(App and web page records)
------------------------------------------------------------
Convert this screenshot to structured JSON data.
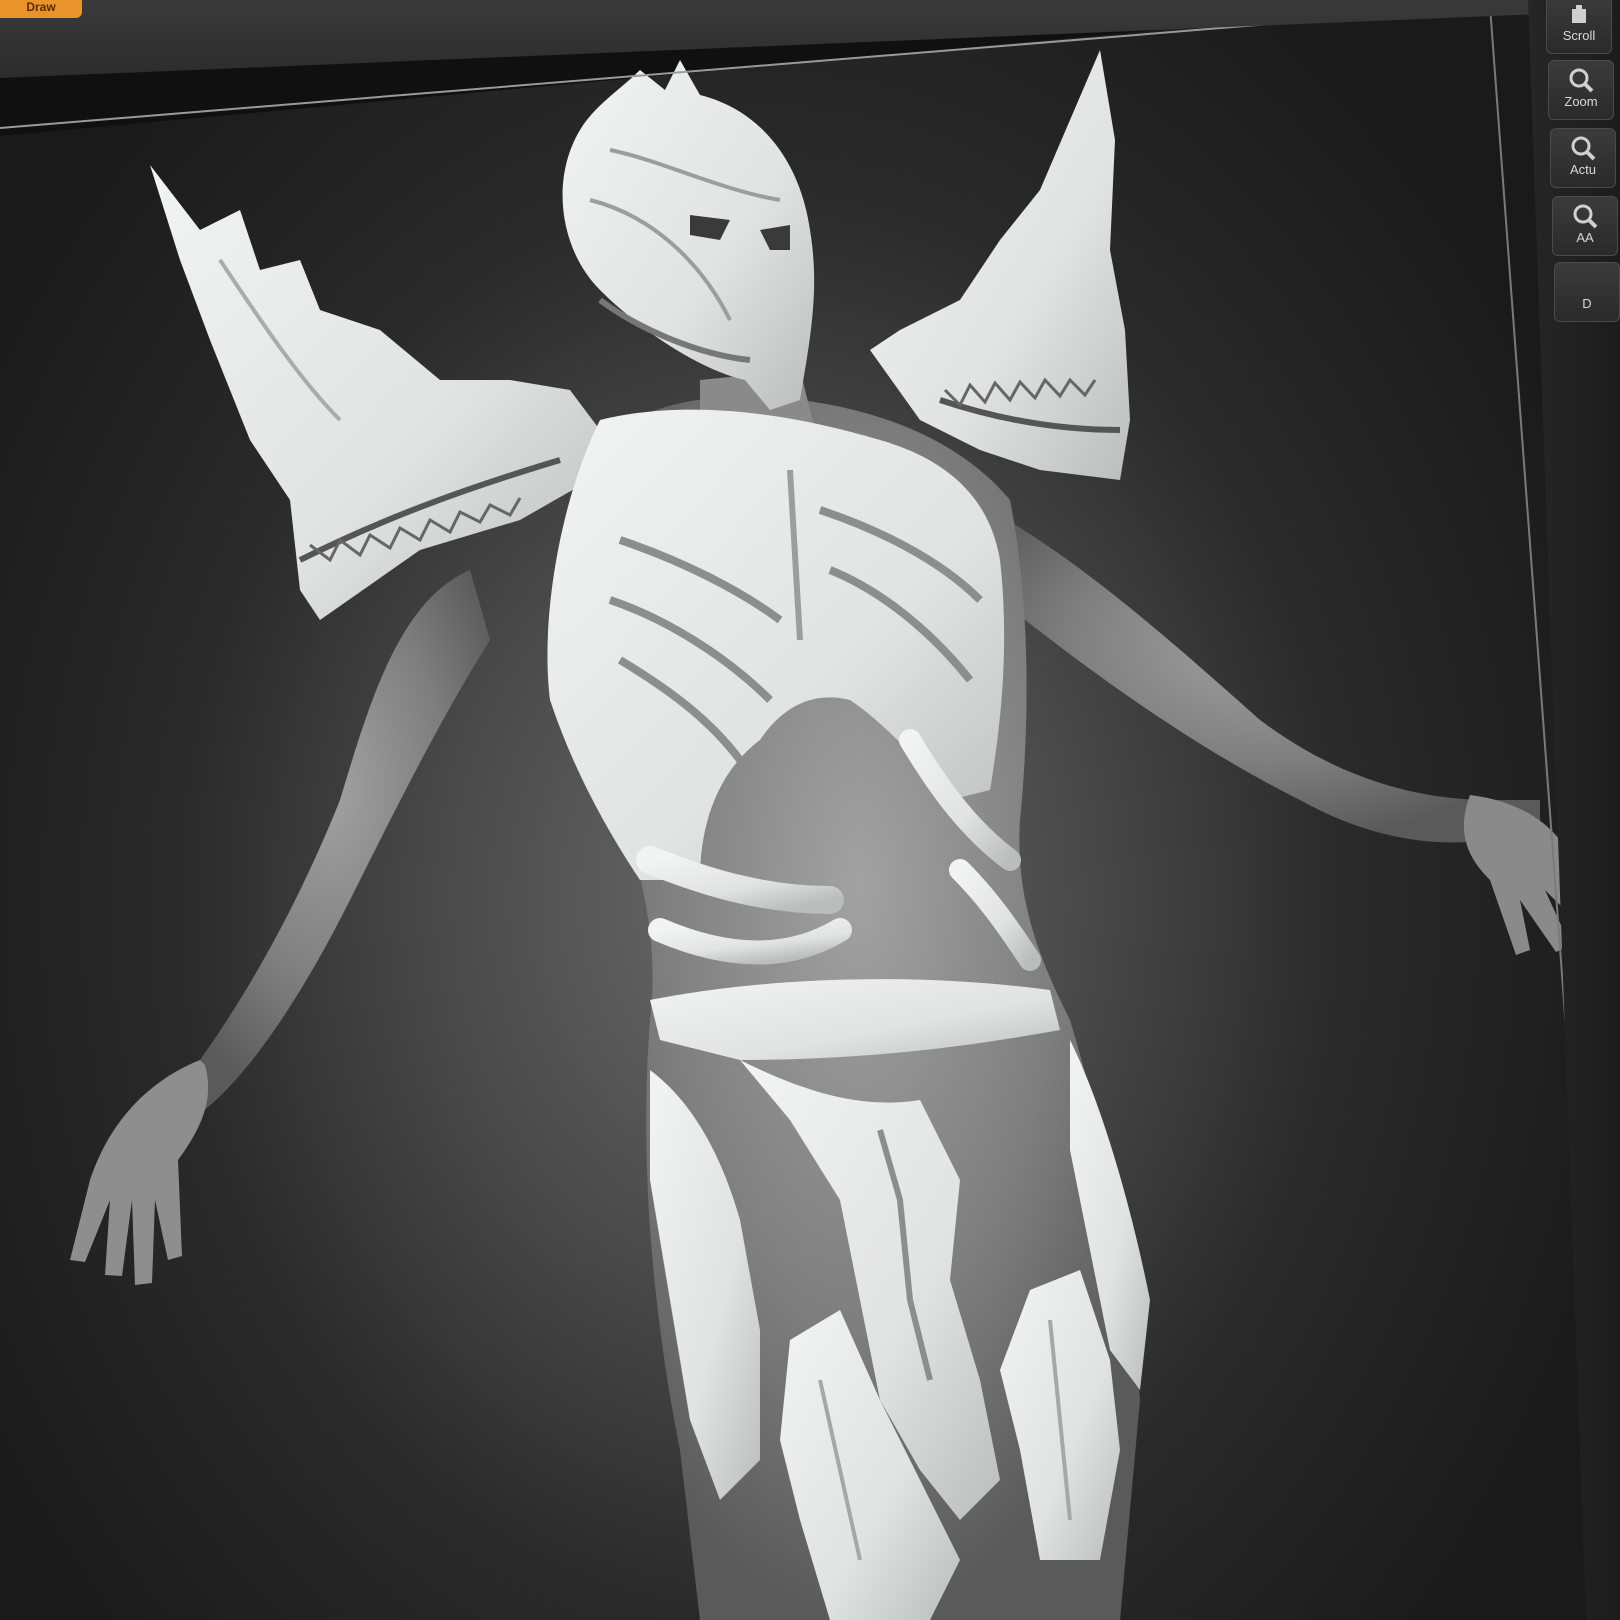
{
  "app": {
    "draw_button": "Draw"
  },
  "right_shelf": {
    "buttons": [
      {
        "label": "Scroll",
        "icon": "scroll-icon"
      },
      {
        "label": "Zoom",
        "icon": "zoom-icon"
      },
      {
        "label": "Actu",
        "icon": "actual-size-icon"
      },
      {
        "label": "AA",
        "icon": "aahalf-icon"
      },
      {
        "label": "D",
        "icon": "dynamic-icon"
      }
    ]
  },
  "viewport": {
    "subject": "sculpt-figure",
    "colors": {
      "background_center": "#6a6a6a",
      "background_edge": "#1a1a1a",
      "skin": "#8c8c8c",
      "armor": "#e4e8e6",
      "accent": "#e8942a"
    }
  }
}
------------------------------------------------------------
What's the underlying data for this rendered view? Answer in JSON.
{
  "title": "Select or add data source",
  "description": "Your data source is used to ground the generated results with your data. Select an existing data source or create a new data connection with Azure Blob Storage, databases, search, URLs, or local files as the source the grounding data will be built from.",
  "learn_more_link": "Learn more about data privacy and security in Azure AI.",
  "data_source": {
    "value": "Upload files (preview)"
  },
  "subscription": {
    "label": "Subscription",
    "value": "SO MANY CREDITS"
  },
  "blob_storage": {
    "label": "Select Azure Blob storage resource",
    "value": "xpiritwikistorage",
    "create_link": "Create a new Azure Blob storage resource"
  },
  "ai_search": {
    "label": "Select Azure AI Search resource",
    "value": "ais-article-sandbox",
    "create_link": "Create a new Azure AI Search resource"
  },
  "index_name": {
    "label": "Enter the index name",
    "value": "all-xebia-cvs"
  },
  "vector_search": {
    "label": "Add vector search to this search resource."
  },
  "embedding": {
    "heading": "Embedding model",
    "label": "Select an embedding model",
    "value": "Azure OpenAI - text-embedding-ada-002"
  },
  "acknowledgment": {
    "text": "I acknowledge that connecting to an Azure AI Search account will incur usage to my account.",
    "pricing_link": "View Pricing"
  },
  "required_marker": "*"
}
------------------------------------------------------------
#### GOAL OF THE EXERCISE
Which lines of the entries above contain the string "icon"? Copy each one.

#### FINISHED TASK
        "icon": "scroll-icon"
        "icon": "zoom-icon"
        "icon": "actual-size-icon"
        "icon": "aahalf-icon"
        "icon": "dynamic-icon"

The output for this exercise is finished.